Human Rights Watch: Chinese police using app to store data on Uighur Muslims
The app, known as the Integrated Joint Operations Platform, is being used to store information from the height and weight of individuals to facial recognition scans. It also notes "suspicious" behaviour like whether an individual fails to socialise with their neighbours, fails to use their front door, or uses a noticeably large amount of electricity.
The app can be used at checkpoints to flag "suspicious" individuals.
"The goal is apparently to identify patterns of and predict, the everyday life and resistance of its population and, ultimately, to engineer and control reality," Human Rights Watch said in the report.
The rights watchdog worked with German security firm Cure53 to reverse engineer the app in late 2018 to provide "an unprecedented window into how mass surveillance actually works in Xinjiang," it said.

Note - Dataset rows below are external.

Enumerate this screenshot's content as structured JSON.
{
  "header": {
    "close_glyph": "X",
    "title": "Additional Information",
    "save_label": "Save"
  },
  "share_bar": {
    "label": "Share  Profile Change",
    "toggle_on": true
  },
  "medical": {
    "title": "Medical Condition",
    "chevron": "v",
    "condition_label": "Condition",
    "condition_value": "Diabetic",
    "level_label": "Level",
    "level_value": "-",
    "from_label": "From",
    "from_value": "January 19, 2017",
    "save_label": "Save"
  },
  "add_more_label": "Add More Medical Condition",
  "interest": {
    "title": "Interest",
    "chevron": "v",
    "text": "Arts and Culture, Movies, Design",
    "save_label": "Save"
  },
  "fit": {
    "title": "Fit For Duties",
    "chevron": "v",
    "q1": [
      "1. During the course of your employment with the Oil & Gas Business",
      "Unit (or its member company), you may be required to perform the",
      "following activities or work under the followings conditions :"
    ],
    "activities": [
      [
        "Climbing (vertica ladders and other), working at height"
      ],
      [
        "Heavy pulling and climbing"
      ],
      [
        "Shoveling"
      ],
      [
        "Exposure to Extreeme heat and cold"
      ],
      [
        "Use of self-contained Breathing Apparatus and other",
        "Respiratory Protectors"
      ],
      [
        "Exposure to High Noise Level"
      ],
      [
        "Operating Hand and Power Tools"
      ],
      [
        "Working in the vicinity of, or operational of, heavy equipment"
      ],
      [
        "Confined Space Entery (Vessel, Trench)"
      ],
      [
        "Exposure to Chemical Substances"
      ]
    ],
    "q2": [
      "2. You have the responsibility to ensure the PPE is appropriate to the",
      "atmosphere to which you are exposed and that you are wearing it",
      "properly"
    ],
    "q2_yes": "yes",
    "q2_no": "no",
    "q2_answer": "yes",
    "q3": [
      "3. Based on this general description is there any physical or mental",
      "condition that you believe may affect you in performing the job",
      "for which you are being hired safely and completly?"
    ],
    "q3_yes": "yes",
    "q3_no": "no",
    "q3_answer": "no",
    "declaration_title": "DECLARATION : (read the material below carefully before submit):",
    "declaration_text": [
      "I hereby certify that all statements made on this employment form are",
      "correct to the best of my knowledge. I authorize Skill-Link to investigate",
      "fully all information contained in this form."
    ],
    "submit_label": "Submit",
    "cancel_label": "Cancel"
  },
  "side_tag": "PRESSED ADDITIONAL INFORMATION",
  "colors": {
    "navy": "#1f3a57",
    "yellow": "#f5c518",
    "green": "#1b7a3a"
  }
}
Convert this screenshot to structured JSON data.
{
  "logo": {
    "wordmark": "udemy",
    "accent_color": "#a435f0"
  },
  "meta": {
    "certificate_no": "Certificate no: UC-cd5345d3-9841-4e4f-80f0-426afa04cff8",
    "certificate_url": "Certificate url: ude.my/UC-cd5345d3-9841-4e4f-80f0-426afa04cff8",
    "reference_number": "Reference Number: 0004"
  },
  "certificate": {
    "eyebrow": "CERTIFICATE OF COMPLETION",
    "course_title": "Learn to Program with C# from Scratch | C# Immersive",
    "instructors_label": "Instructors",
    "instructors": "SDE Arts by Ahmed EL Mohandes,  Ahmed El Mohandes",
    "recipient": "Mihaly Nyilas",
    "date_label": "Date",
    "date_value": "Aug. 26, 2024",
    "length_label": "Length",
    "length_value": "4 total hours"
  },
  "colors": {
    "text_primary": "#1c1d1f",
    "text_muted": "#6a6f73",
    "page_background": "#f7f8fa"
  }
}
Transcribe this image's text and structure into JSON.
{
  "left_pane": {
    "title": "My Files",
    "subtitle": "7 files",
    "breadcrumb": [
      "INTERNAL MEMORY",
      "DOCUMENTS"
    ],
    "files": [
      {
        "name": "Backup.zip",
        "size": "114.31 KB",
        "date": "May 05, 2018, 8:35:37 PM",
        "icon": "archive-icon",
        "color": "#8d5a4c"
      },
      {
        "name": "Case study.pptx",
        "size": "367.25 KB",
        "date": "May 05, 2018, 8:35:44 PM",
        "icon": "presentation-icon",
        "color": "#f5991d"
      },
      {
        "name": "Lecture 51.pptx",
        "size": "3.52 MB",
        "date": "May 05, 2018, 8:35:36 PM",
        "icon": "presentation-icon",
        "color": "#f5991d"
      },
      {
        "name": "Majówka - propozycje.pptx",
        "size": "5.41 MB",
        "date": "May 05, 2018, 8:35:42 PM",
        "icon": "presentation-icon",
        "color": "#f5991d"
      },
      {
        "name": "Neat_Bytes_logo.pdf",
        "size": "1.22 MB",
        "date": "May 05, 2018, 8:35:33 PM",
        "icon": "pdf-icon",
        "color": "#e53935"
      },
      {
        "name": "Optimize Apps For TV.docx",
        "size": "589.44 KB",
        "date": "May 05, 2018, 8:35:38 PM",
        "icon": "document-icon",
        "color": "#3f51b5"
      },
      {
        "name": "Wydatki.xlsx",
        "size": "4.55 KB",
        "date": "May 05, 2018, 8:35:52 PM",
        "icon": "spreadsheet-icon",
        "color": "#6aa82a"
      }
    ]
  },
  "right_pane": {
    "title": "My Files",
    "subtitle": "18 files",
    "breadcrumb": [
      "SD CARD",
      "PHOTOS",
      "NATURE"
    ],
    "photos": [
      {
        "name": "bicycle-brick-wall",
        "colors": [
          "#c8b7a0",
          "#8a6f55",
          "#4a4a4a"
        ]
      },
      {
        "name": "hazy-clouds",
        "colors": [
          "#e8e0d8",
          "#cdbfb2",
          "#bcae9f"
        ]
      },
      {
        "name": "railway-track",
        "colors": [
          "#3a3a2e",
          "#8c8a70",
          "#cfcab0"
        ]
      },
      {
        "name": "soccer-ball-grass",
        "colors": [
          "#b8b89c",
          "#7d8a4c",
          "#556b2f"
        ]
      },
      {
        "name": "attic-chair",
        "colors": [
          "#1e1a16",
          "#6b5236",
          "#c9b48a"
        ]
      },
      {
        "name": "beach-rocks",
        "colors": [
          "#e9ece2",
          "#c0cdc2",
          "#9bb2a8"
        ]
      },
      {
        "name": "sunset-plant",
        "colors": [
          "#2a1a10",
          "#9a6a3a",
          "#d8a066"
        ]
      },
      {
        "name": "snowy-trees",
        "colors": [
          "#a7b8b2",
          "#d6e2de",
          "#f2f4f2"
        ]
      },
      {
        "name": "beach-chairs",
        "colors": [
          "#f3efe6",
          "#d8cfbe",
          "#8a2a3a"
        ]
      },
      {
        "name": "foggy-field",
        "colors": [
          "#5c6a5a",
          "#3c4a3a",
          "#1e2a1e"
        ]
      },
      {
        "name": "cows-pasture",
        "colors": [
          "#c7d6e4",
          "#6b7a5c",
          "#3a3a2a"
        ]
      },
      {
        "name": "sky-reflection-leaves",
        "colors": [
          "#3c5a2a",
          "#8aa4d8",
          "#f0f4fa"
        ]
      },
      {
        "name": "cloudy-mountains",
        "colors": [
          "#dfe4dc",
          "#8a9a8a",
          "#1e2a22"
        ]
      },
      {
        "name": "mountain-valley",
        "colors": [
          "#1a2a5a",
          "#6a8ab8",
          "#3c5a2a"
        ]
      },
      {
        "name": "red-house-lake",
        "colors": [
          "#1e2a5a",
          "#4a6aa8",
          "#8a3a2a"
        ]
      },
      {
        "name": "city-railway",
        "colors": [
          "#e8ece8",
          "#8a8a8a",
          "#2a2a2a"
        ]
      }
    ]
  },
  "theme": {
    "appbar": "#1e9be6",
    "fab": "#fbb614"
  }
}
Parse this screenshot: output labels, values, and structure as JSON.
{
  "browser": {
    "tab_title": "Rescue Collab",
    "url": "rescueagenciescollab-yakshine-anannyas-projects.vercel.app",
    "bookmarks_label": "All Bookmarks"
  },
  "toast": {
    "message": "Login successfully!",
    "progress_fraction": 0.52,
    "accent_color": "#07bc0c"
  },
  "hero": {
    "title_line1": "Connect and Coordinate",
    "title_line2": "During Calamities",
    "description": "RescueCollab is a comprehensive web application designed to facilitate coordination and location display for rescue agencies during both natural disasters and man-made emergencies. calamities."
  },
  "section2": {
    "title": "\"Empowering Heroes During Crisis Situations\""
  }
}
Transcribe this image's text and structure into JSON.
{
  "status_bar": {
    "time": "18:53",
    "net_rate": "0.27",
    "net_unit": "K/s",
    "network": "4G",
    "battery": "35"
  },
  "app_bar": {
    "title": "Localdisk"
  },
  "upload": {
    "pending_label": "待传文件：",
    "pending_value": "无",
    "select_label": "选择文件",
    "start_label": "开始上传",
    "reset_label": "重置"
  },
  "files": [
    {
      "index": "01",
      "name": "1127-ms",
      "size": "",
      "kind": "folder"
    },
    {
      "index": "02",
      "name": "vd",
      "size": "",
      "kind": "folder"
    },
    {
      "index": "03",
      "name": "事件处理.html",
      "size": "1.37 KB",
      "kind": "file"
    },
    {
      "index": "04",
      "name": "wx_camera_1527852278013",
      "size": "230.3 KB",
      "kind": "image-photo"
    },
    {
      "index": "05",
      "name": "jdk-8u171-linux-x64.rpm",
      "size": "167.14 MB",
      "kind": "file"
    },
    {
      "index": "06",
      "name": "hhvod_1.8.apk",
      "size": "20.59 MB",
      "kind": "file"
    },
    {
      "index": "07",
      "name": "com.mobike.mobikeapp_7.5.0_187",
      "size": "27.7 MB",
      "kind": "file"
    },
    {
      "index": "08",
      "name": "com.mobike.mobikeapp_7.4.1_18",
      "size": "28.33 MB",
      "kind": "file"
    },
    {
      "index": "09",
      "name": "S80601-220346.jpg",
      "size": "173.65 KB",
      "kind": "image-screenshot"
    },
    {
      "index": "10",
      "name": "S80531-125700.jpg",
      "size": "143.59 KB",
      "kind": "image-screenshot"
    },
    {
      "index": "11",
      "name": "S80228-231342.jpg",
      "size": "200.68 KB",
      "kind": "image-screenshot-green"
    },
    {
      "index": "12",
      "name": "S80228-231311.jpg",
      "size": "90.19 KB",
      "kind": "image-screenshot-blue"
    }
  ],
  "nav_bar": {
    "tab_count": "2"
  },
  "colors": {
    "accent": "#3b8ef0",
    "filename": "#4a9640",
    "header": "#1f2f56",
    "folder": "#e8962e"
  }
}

China has led an increasingly repressive campaign in Xinjiang following a series of knife attacks and ethnic riots over the past 10 years.
Rights activists estimate that 1 million Uighurs and other Muslims are currently in internment camps in Xinjiang, where they are undergoing forced assimilation. China claims the camps are vocational training centres.
Many are also forced to host government monitors in their own homes and undergo other forms of regular surveillance.
Human Rights Watch said Beijing has already collected "DNA samples, fingerprints, iris scans and blood types of all residents between the age of 12 and 65" as well as voice samples. (dpa)